Cook 6 hrs
This pudding is from a very old Australian cookery book my Grandmother owned. It is over 100 years old and is actually very delish. It is moist, rich, and a decadent indulgence you only engage in once a year on Christmas day.

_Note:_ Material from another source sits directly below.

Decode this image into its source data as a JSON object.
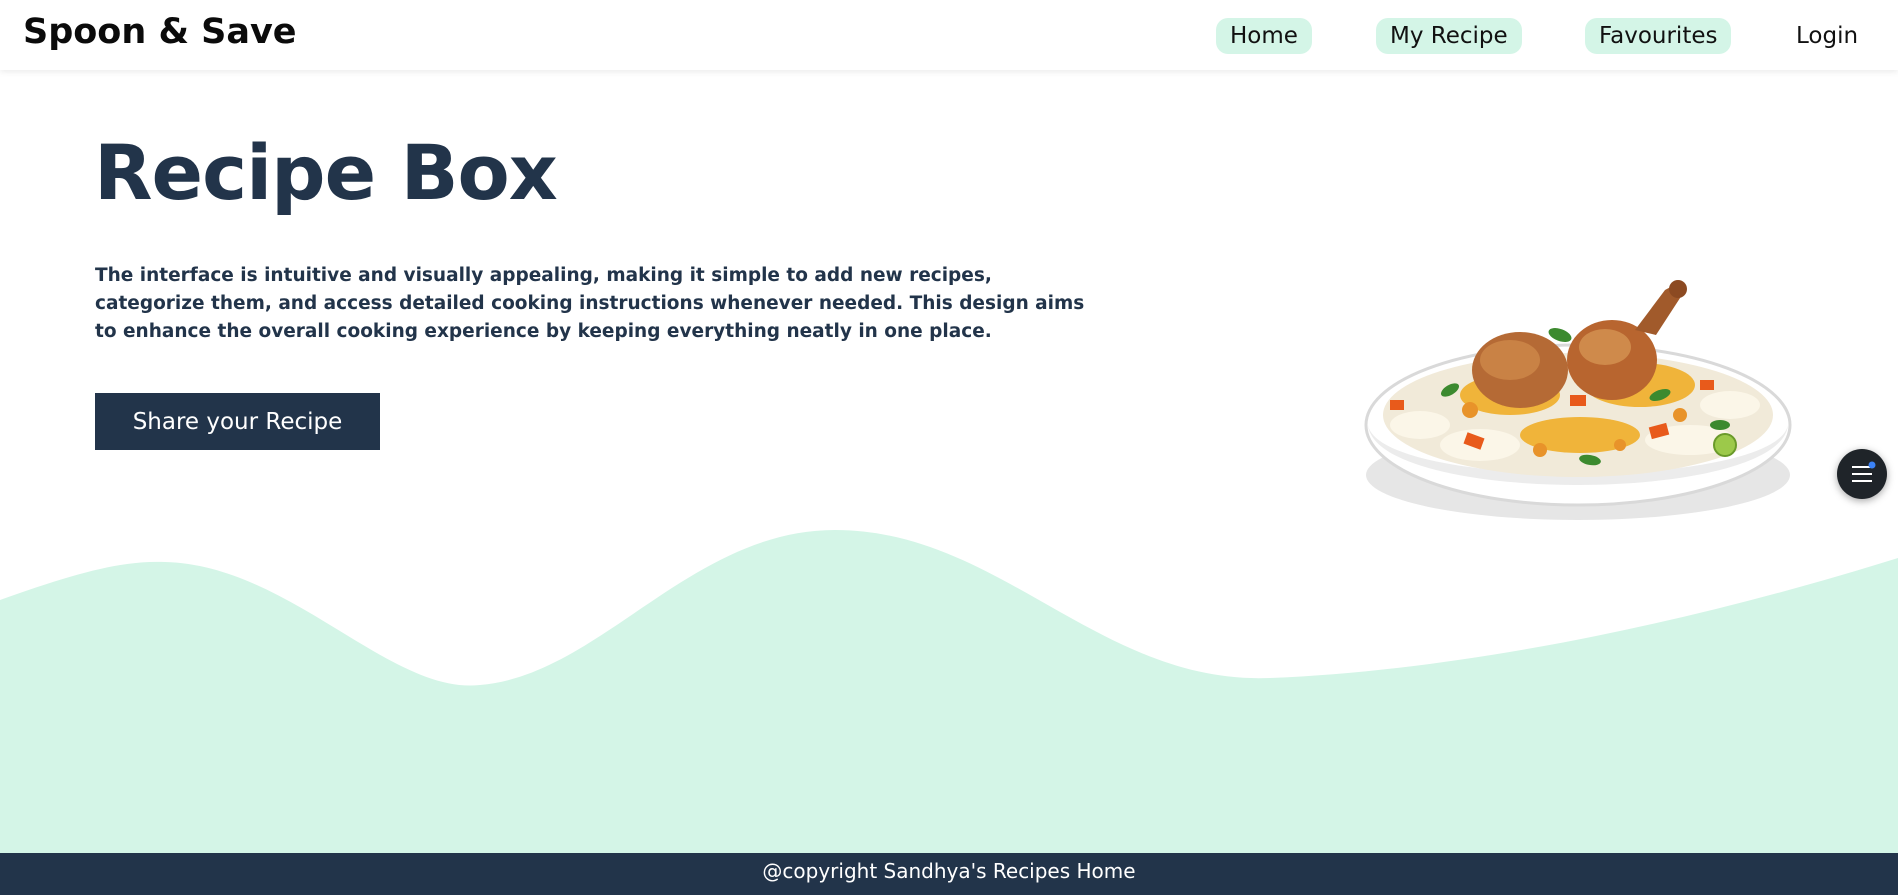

An Australian tradition of the yummiest sort!
- 1⁄4 lb currants
- 1⁄2 lb raisins
- 1⁄2 lb sultana
- 1⁄4 lb mixed peel
- 6 ounces butter
- 1⁄2 lb fresh breadcrumb (approx crumbs from 1 large loaf white bread)
- 1⁄2 lb brown sugar
- 1 tablespoon mixed spice (or cinnamon)
- 1 small lemon, juice and rind of
- 1 teaspoon nutmeg
- 2 eggs
- 1⁄2 cup brandy or 1⁄2 cup rum
- Chop fruit, pour over booze, add grated lemon rind and juice, cover and soak for preferably a couple of weeks (or overnight if you are impatient and can settle for a less full bodied pudding).
- Cream butter, gradually add beaten eggs and brown sugar; beat well.
- Add remaining ingredients; stir vigorously. (I cheated and used a mixmaster and hand beater)
- To steam: (I found steaming causes the pudding to be moister and much more scrummy)
- Pack into greased 4 1/2 pint pudding basin; cover with greased aluminium foil.
- Secure with string and steam for four hours.
- For a large family pudding, double the quantities above and steam for six hours.
- Steam further two hours on day of serving.
- To boil (The more traditional mode of preparing pudding which does give you that 'pudding skin' on the outside) Place pudding mixture in floured pudding cloth (you can use calico), tie securely with string allowing room for pudding to expand during cooking, boil four hours.
- Reboil for two hours on day of serving.
- Note: Breadcrumbs give sufficient substance to this rich pudding- and BOY is it rich!
- -flour is not used.
- Serve with lots of double cream, brandy custard and if you wish to lapse into a sugar coma that will last into the new year, a big dollop of vanilla ice cream!
Wow..a really authenic and old fashioned pudding! I love to cook...and spend hours trying new things, but sometimes the oldest and most traditional things are the best to come back to! I will be making this in July..the Australian winter time, as I think the flavours of this rich pudding will be savoured even more in the cold season! thankyou!